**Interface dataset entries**
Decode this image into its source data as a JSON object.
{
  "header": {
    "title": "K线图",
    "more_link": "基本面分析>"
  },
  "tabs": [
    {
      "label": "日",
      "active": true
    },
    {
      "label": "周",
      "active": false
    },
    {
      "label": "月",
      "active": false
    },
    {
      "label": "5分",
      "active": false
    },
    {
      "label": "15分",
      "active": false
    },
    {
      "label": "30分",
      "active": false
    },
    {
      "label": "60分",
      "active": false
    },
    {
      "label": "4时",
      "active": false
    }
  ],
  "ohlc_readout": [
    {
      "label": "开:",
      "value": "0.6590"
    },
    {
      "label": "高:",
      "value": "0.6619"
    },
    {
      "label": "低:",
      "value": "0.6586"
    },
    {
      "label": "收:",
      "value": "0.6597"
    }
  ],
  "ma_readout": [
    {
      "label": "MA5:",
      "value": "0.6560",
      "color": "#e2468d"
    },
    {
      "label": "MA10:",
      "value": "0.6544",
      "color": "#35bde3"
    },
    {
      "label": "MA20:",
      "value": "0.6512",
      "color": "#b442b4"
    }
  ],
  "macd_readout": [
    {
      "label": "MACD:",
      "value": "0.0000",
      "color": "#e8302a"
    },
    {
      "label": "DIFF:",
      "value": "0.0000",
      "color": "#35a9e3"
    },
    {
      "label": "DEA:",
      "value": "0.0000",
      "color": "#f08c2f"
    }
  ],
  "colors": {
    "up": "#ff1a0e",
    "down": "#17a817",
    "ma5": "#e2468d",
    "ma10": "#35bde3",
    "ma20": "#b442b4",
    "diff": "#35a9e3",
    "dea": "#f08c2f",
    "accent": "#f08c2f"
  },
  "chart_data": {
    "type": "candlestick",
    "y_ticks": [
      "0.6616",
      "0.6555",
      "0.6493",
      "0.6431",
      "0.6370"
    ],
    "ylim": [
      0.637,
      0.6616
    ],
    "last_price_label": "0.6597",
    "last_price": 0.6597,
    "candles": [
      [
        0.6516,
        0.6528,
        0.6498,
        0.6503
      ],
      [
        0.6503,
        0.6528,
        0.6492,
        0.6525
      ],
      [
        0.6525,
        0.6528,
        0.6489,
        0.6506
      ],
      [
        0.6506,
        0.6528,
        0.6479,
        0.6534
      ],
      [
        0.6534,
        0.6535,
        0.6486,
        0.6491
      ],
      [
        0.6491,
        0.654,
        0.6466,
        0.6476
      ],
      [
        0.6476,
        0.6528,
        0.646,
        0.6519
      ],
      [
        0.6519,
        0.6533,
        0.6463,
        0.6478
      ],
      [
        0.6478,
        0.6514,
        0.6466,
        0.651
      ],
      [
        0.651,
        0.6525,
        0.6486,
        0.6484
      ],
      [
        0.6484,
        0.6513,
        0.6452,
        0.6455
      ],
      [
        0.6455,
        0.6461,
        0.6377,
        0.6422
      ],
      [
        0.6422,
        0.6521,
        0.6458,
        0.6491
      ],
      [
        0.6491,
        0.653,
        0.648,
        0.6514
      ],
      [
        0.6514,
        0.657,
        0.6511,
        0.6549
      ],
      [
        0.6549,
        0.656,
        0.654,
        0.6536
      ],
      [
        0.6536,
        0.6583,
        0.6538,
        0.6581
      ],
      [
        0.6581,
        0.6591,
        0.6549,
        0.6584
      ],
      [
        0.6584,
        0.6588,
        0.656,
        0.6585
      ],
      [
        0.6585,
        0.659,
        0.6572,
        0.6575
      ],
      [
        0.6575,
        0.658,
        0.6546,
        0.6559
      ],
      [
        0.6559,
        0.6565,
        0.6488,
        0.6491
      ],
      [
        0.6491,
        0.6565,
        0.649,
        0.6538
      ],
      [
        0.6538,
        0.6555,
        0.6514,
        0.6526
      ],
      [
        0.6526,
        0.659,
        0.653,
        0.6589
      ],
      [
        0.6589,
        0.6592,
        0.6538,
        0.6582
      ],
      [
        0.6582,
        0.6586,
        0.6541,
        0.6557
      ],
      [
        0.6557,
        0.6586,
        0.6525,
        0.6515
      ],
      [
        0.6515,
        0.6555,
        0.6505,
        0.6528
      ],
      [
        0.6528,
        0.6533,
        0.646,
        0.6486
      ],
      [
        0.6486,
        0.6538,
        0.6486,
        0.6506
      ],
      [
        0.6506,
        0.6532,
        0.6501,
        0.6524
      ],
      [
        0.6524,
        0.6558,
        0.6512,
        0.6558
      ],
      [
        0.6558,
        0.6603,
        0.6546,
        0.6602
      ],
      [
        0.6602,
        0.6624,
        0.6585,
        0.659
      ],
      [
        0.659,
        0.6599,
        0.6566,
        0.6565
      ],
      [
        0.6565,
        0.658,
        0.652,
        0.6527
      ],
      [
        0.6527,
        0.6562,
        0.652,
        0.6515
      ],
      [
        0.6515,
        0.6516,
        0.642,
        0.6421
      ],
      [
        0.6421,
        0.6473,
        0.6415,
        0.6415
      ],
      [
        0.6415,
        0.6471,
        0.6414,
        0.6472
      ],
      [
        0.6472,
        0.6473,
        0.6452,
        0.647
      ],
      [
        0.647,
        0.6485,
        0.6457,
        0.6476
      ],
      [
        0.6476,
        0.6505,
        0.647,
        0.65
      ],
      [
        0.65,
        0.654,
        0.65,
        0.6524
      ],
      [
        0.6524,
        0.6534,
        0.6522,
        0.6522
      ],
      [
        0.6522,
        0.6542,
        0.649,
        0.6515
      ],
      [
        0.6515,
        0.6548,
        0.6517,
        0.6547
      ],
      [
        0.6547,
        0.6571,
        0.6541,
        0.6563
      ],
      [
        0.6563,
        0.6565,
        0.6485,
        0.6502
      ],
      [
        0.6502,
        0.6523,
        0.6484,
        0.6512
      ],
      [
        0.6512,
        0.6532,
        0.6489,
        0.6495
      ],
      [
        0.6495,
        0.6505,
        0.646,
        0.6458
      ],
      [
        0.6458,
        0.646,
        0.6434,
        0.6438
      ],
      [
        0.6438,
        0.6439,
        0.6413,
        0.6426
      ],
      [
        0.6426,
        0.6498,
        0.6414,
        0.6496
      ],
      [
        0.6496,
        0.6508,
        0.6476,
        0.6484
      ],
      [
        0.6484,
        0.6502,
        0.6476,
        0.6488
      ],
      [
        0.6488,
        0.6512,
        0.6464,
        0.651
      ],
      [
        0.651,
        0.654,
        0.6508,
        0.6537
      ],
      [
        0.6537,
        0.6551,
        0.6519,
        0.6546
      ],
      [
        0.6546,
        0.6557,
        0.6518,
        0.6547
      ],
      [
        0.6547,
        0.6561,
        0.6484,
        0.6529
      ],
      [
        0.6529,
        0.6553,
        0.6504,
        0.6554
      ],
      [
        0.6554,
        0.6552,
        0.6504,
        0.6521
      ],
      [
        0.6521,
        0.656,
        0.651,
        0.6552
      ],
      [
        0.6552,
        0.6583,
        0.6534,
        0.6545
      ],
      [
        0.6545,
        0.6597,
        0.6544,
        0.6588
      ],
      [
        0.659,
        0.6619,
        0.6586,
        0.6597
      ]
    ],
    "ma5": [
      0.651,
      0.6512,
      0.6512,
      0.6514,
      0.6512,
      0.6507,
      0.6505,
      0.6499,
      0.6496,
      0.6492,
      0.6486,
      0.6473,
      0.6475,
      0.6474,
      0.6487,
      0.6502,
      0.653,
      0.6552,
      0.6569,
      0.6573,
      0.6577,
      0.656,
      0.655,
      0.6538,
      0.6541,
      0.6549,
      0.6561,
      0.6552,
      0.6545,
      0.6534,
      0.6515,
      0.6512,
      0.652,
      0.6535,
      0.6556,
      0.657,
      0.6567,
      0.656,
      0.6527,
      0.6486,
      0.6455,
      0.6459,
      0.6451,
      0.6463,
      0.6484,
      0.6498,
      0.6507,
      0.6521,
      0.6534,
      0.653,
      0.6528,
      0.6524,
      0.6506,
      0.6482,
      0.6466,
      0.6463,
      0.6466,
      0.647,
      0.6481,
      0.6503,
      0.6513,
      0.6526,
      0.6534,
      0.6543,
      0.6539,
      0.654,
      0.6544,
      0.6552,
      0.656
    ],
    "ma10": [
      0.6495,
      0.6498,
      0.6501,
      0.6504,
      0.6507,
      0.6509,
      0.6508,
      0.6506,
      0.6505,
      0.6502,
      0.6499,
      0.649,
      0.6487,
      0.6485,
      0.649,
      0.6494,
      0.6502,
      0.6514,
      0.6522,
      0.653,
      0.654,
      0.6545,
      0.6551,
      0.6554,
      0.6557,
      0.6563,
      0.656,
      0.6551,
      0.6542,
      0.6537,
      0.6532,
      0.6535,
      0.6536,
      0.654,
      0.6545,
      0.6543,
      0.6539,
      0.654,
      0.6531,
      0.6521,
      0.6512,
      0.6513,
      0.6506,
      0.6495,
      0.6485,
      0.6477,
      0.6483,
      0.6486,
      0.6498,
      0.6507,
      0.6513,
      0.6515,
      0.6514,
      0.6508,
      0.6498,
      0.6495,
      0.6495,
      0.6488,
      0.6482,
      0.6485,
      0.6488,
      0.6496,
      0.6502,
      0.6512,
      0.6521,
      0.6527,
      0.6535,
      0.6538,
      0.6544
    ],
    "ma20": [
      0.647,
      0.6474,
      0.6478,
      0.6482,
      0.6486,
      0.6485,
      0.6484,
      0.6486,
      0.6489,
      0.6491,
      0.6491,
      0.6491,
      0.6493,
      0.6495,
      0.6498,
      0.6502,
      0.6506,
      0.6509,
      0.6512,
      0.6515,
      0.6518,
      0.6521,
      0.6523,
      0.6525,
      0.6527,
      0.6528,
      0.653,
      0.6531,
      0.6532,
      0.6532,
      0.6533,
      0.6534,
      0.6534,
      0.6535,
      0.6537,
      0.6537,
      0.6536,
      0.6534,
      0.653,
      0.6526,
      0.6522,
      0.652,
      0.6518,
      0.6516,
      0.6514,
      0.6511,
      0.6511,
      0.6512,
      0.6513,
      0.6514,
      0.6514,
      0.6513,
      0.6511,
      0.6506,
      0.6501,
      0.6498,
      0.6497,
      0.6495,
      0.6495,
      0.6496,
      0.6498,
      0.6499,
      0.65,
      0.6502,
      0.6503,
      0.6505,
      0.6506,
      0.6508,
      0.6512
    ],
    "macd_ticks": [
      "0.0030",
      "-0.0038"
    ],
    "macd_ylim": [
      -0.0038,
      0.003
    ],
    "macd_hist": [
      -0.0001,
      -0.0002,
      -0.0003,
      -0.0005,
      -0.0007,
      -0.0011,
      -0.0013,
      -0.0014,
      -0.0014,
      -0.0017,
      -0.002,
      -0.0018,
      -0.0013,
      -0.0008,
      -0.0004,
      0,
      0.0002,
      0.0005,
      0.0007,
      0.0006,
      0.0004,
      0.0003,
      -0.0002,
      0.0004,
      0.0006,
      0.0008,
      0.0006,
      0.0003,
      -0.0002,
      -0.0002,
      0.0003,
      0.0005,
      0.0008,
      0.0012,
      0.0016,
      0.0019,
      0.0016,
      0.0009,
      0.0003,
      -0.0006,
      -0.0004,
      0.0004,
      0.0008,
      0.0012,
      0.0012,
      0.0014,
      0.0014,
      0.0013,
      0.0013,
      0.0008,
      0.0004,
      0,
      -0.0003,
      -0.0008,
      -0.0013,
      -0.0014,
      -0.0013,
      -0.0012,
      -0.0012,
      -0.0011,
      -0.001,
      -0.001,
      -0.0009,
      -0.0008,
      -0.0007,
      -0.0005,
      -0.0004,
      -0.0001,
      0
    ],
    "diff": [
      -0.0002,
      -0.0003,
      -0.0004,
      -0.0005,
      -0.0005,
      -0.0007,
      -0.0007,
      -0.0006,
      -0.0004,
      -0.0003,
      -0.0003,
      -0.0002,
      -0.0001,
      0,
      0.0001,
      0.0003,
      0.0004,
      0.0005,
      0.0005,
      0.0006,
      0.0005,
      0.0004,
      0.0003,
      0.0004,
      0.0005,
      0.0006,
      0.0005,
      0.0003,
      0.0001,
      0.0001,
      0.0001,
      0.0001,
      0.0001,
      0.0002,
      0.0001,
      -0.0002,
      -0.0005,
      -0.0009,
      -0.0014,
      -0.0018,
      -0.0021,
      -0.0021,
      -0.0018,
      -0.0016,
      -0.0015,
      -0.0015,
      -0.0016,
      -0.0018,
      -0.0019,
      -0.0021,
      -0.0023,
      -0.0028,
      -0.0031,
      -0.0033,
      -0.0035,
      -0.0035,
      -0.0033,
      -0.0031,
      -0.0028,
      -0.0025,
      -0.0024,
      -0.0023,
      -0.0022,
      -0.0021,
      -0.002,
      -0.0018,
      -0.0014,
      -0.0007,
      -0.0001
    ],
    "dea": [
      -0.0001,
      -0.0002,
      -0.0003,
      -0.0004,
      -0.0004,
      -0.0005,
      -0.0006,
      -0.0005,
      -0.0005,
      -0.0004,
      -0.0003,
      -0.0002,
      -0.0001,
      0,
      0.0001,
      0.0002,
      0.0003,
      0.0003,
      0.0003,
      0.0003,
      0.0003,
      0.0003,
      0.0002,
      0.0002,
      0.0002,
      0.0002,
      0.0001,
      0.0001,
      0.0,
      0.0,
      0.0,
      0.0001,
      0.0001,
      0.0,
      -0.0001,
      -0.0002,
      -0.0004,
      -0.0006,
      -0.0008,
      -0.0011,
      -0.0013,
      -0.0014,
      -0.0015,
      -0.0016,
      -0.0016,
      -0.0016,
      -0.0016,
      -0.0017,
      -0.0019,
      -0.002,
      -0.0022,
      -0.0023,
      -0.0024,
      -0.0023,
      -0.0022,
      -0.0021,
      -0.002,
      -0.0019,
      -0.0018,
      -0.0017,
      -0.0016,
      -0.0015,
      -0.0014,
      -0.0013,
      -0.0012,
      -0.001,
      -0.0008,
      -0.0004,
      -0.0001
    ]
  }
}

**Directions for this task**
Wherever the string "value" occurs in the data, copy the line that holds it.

**Reply**
      "value": "0.6590"
      "value": "0.6619"
      "value": "0.6586"
      "value": "0.6597"
      "value": "0.6560",
      "value": "0.6544",
      "value": "0.6512",
      "value": "0.0000",
      "value": "0.0000",
      "value": "0.0000",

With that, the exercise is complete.